B+ Bridge On the River Kwai, Rafael, Sunday. The longer it’s been since you’ve seen David Lean’s World War II adventure, the better it gets in your memory. That’s because the brilliant story of an over-proud British POW whose actions become arguably treasonable (Alec Guinness) sticks in the mind. But to see the actual movie again is to be reminded that Guinness’ tale is just a subplot (the actor received third billing). The bulk of Kwai is a very well made but conventional action movie with some uncomfortably Hollywoodish elements. Remember the Burmese porters who all just happen to all be beautiful young women? Read my Blu-ray review. Part of the series, Alec Guinness at 100.
B Fantastic Mr. Fox, Balboa, Saturday, 10:00am. There’s a cartoon-like quality to a lot of Wes Anderson’s work, so it isn’t surprising that he would eventually try his hand at animation. Based on a story by Roald Dahl, Fantastic follows the adventures of a very sophisticated but not altogether competent fox (voiced by George Clooney) as he tries to outwit a farmer and keep his marriage together.

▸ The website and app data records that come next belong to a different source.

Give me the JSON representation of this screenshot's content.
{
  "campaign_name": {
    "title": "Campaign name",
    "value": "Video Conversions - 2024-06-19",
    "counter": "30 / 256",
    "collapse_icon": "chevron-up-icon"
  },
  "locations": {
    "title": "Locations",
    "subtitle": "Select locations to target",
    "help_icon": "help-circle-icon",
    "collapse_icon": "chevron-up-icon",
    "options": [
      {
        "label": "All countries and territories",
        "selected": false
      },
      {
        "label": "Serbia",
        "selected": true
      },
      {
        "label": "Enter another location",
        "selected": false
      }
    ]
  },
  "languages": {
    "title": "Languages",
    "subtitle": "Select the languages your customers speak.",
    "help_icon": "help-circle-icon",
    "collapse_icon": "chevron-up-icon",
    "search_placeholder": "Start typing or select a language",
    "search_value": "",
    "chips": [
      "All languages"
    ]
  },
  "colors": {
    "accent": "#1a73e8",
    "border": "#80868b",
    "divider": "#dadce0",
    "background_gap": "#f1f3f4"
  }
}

Children and adults will find different reasons to enjoy this frantically-paced comic adventure.
A A Hard Day’s Night, New Parkway, Friday, 10:30. When United Artists agreed to finance a movie around a British rock group, they wanted something fast and cheap. After all, the band’s popularity was limited to England and Germany, and could likely die before the film got into theaters. We all know now that UA had nothing to worry about. The Beatles still have a following. And Richard Lester’s A Hard Day’s Night still burns with outrageous camerawork and editing, subversive humor, and a sense of joy in life and especially in rock and roll.
A Chinatown, UA Berkeley, Thursday, 9:00. Roman Polanski may be a rapist, but you can’t deny his talent as a filmmaker (which doesn’t excuse his actions as a human being). And that talent was never better than when he made this neo-noir tale of intrigue and double-crosses set in Los Angeles in the 1930s. Writer Robert Towne fictionalized an actual scandal involving southern California water rights, mixed in a few personal scandals, and handed the whole story over to Polanski, who turned the script into the perfect LA period piece.
A+ Paths of Glory, Pacific Film Archive, Saturday, 6:30. It’s not enough to show that war is hell. A great war movie should also show that poor men go through that hell for the benefit of richer, more powerful men. Perhaps that’s why World War I, so obviously pointless, has inspired more great films than any other war. Stanley Kubrick’s addition to the cannon is one of the best. When an impossible mission inevitably fails, the officers who planned it arrange for three enlisted men to be tried for cowardice, convicted, and executed–it’s easier than admitting their mistake. Kirk Douglas–in the first performance by a major star in a Kubrick film–plays the honorable officer who tilts at the windmills of corrupted military justice. Another part of the series Eyes Wide: The Films of Stanley Kubrick.